I came across Souvankham Thammavongsa, on whose poetry this film is based, at a multi-disciplinary arts event in 2004 where she read from her first book of poems, Small Arguments. At this event Souvankham sat between two stellar Canadian poets/authors writers - Michael Ondaatje and Dionne Brand. Her voice, along with the beauty of her poems, had an enormous impact on me. The honesty of her poems and her unique fragile voice instantly stood out even though she was reading alongside these two icons of the Canadian literary scene. Her words wanted to reach out and find a place for themselves. And they did. Small Arguments went on to win several prizes.
I knew I wanted to work with her, somehow. I wasn't making films then, but in 2007 when her second book FOUND launched, I knew it had to be a film, and that I wanted to have her voice deliver the story.
The opportunity came when producer Ted Biggs approached me about working on a project together. Once we received funding from Bravo!FACT, the process began.
Souvankham's story is one of many immigrant stories, but what makes it stand out is the sense that we are not supposed to know about this one. It was like a little secret locked up within the pages of her father's scrapbook; the scrapbook he kept while they lived in a Lao refugee camp in Thailand, and the one that Souvankham found when her father discarded it many years later in Toronto.
While her father discarded his past, Souvankham's story began. Through these pages, she reconstructs how her family escaped Laos in the 1970s and found their way to Canada by way of a refugee camp in Thailand.
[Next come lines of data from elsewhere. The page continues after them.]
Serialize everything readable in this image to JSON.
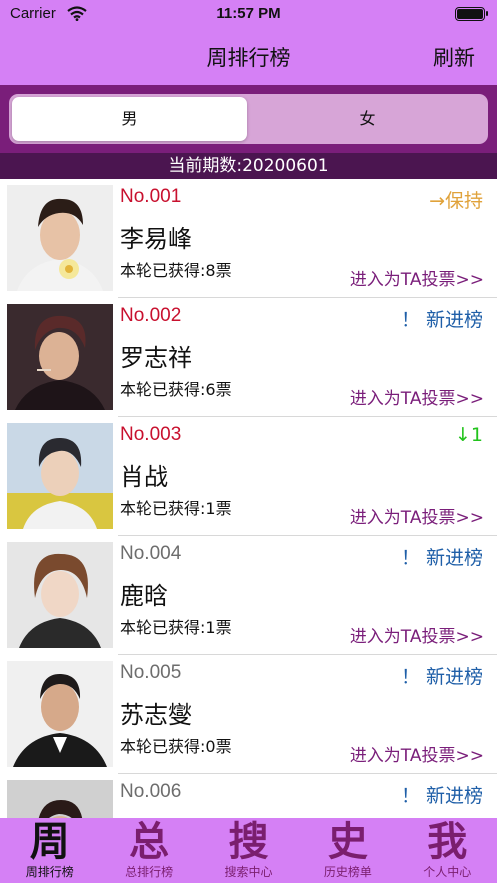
{
  "status_bar": {
    "carrier": "Carrier",
    "time": "11:57 PM"
  },
  "nav": {
    "title": "周排行榜",
    "refresh_label": "刷新"
  },
  "segment": {
    "male_label": "男",
    "female_label": "女",
    "selected": "male"
  },
  "period": {
    "text": "当前期数:20200601"
  },
  "ranking": [
    {
      "rank": "No.001",
      "name": "李易峰",
      "votes": "本轮已获得:8票",
      "status": "→保持",
      "status_type": "keep",
      "link": "进入为TA投票>>"
    },
    {
      "rank": "No.002",
      "name": "罗志祥",
      "votes": "本轮已获得:6票",
      "status": "！ 新进榜",
      "status_type": "new",
      "link": "进入为TA投票>>"
    },
    {
      "rank": "No.003",
      "name": "肖战",
      "votes": "本轮已获得:1票",
      "status": "↓1",
      "status_type": "down",
      "link": "进入为TA投票>>"
    },
    {
      "rank": "No.004",
      "name": "鹿晗",
      "votes": "本轮已获得:1票",
      "status": "！ 新进榜",
      "status_type": "new",
      "link": "进入为TA投票>>"
    },
    {
      "rank": "No.005",
      "name": "苏志燮",
      "votes": "本轮已获得:0票",
      "status": "！ 新进榜",
      "status_type": "new",
      "link": "进入为TA投票>>"
    },
    {
      "rank": "No.006",
      "name": "",
      "votes": "",
      "status": "！ 新进榜",
      "status_type": "new",
      "link": ""
    }
  ],
  "tabs": [
    {
      "glyph": "周",
      "label": "周排行榜"
    },
    {
      "glyph": "总",
      "label": "总排行榜"
    },
    {
      "glyph": "搜",
      "label": "搜索中心"
    },
    {
      "glyph": "史",
      "label": "历史榜单"
    },
    {
      "glyph": "我",
      "label": "个人中心"
    }
  ],
  "colors": {
    "bar_purple": "#d580f5",
    "dark_purple": "#7a1e7a",
    "rank_red": "#c8102e",
    "status_keep": "#e0a23a",
    "status_new": "#1f5fa8",
    "status_down": "#22c31c"
  }
}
I think the challenge of creating this film was reconstructing a story set in the past using a discarded notebook as the only witness. To add to that, Souvankham was very respectful about not intruding her father's privacy. There are many pages of text written in Laotian that were never translated. She simply picks the little bits that are given to her and pieces them together. As the film begins with her voice professing, "I can live with what I know and with that alone..."
"This small evocative film makes the viewer want to discover more of the poetry..." James McNally, Toronto Screen Shots